How John Terry’s inspiration helps Millie Bright dazzle for England

Millie Bright

As befits a Chelsea centre-half, Millie Bright takes inspiration from John Terry. She hopes to use it to accomplish something her role model never achieved – winning a major tournament with England.

While Terry swapped Stamford Bridge for Villa Park this summer, the 23-year-old Bright has made the most of her surprise summons to Mark Sampson’s squad by displacing Laura Bassett in defence.

Bright’s burgeoning partnership with Manchester City’s Steph Houghton represents one reason why England have conceded only one goal in four games at Euro 2017 and approach Thursday’s semi-final against Holland in Enschede in confident mood.

“I’ve always looked up to John Terry, he’s a massive defender and a rock,” Bright said. “His one-v-one defending and reading of the game have really educated me. I watch a lot of clips of him.”

Terry’s example has taught Bright, who is being followed around the Netherlands by a full squad of devoted family members complete with special “Millie” banner, the importance of positioning. “It’s the basis of Terry’s game,” she said. “Everything else falls into place from positioning.”

Instinct also plays a big part. “I try not to overthink things. If you think too much, that’s when the mistakes come in. Keep it basic is what I’ve been doing well – winning my headers and making sure I win my one-v-one battles. Often your natural instinct tells you whether to hold or go.”

Those three clean sheets vindicate Sampson’s faith in her but Bright, left, is particularly proud of preventing France from scoring during England’s 1-0 quarter-final win.

“France are a top team,” she said. “We stayed tight as a unit against them and if it meant putting the ball down the channel so be it. We strive to be better each game – and stopping France from scoring shows how far we’ve come as a back four.”

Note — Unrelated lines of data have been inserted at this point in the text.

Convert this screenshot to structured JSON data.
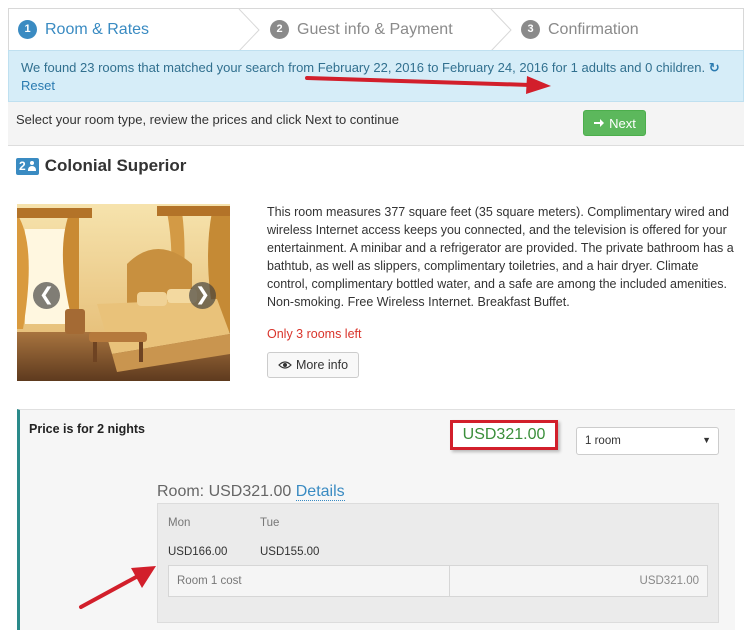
{
  "steps": [
    {
      "number": "1",
      "label": "Room & Rates"
    },
    {
      "number": "2",
      "label": "Guest info & Payment"
    },
    {
      "number": "3",
      "label": "Confirmation"
    }
  ],
  "banner": {
    "message": "We found 23 rooms that matched your search from February 22, 2016 to February 24, 2016 for 1 adults and 0 children.",
    "refresh_icon": "↻",
    "reset_label": "Reset"
  },
  "instruction": {
    "text": "Select your room type, review the prices and click Next to continue",
    "next_label": "Next"
  },
  "room": {
    "occupancy": "2",
    "name": "Colonial Superior",
    "description": "This room measures 377 square feet (35 square meters). Complimentary wired and wireless Internet access keeps you connected, and the television is offered for your entertainment. A minibar and a refrigerator are provided. The private bathroom has a bathtub, as well as slippers, complimentary toiletries, and a hair dryer. Climate control, complimentary bottled water, and a safe are among the included amenities. Non-smoking. Free Wireless Internet. Breakfast Buffet.",
    "rooms_left": "Only 3 rooms left",
    "more_info_label": "More info",
    "prev_glyph": "❮",
    "next_glyph": "❯"
  },
  "pricing": {
    "price_for": "Price is for 2 nights",
    "total": "USD321.00",
    "room_select_value": "1 room",
    "breakdown_prefix": "Room: USD321.00",
    "details_label": "Details",
    "days": [
      {
        "day": "Mon",
        "amount": "USD166.00"
      },
      {
        "day": "Tue",
        "amount": "USD155.00"
      }
    ],
    "cost_label": "Room 1 cost",
    "cost_value": "USD321.00"
  },
  "colors": {
    "accent_blue": "#3a8bc2",
    "banner_bg": "#d6edf8",
    "next_green": "#5cb85c",
    "alert_red": "#d9342b",
    "annotation_red": "#d21f2b",
    "price_green": "#3a8f3a",
    "panel_border_teal": "#2a8a8a"
  },
  "icons": {
    "refresh": "refresh-icon",
    "next_arrow": "arrow-right-icon",
    "eye": "eye-icon",
    "occupancy": "person-icon",
    "carousel_prev": "chevron-left-icon",
    "carousel_next": "chevron-right-icon",
    "select_caret": "caret-down-icon"
  }
}
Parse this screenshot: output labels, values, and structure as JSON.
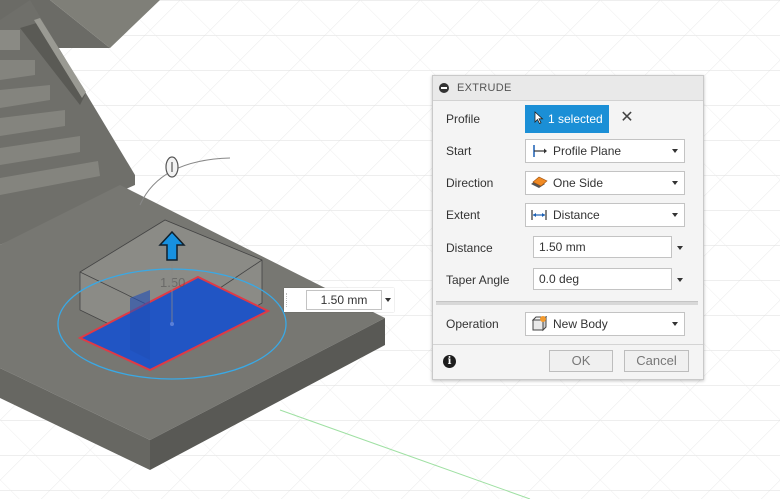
{
  "dialog": {
    "title": "EXTRUDE",
    "profile": {
      "label": "Profile",
      "selected": "1 selected"
    },
    "start": {
      "label": "Start",
      "value": "Profile Plane"
    },
    "direction": {
      "label": "Direction",
      "value": "One Side"
    },
    "extent": {
      "label": "Extent",
      "value": "Distance"
    },
    "distance": {
      "label": "Distance",
      "value": "1.50 mm"
    },
    "taper": {
      "label": "Taper Angle",
      "value": "0.0 deg"
    },
    "operation": {
      "label": "Operation",
      "value": "New Body"
    },
    "ok_label": "OK",
    "cancel_label": "Cancel"
  },
  "viewport": {
    "distance_value": "1.50 mm",
    "ghost_label": "1.50"
  },
  "colors": {
    "accent": "#1b8fd6",
    "profile_fill": "#2155c4",
    "profile_outline": "#e03a45",
    "manipulator": "#1791e0"
  },
  "icons": [
    "collapse-icon",
    "cursor-icon",
    "clear-icon",
    "profile-plane-icon",
    "one-side-icon",
    "distance-icon",
    "new-body-icon",
    "info-icon",
    "arrow-manipulator-icon",
    "chevron-down-icon"
  ]
}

It has given her family – parents, grandparents, sister, nephews – cause for celebration at their base in a campsite chalet in the countryside outside Utrecht. “They’ve been blowing my phone up. They’re really overwhelmed. My mum was so emotional after the France game. This tournament is not just a big experience for me but for them as well. They’ve never been in this sort of environment. It’s just as big a journey for them as it is for me.”

As near-perfect tournament debuts go, Bright, and her strong tackling, are pretty much setting the template. “I didn’t know what to expect,” she said. “But the support the other girls have given me is unreal and I tried to come in with no fear. I’d say I’m a front foot defender; I never hesitate to go in for a challenge. You have to get one over your opponent and dominate them.

“My grandad Arthur always told me: ‘If you’re going for a ball you go in 100%, never half-hearted.’ He always said: ‘Millie, if it’s a 50-50 you’re coming out with it.’ Every game I’ve had that mindset. Grandad used to work in the mines and he’s a big part of my career. When a lot of people doubted me he was always the one to pick me up.”

Bright – a talented rider – was much more interested in horses than football as a child, and family attempts to turn her into a Sheffield Wednesday fan proved an emphatic failure.

“Then I started playing football. It became quite difficult to juggle with the horses. I sat down with my mum and dad and decided I had to put my all into one thing. I can go back into the equestrian world when I retire. I had to give football everything now or I’d have missed my opportunity.

“You can go back into equestrianism any time – we’ve got a yard back home in Sheffield and the horses are still there. They’re just on hold for the moment. I can’t ride and play football; it’s too much of a risk. I’m not sure how impressed England and Chelsea would be if I fell off a horse and got injured. Horses are off limits for me now.”

In the Netherlands leisure involves joining family for walks around the canals and alleyways of beautiful Utrecht – “to clear my mind” – and watching films (most recently The Little Mermaid) at the team hotel.

Such freedom is symptomatic of Sampson’s tenure as the England manager, which has featured a relaxed off-field regime whereby players are permitted to go out on their own and even allowed the odd glass of wine.

For the moment, though, Bright and co are concentrating on Holland and especially Vivianne Miedema, their dangerous Arsenal striker. “Miedema’s a big threat,” Bright said. “The Dutch are very attacking and it’s going to be a very tough, very physical, very high-paced game. Physically they’re very strong and not afraid of a challenge but I like that. I always look forward to a tough game.”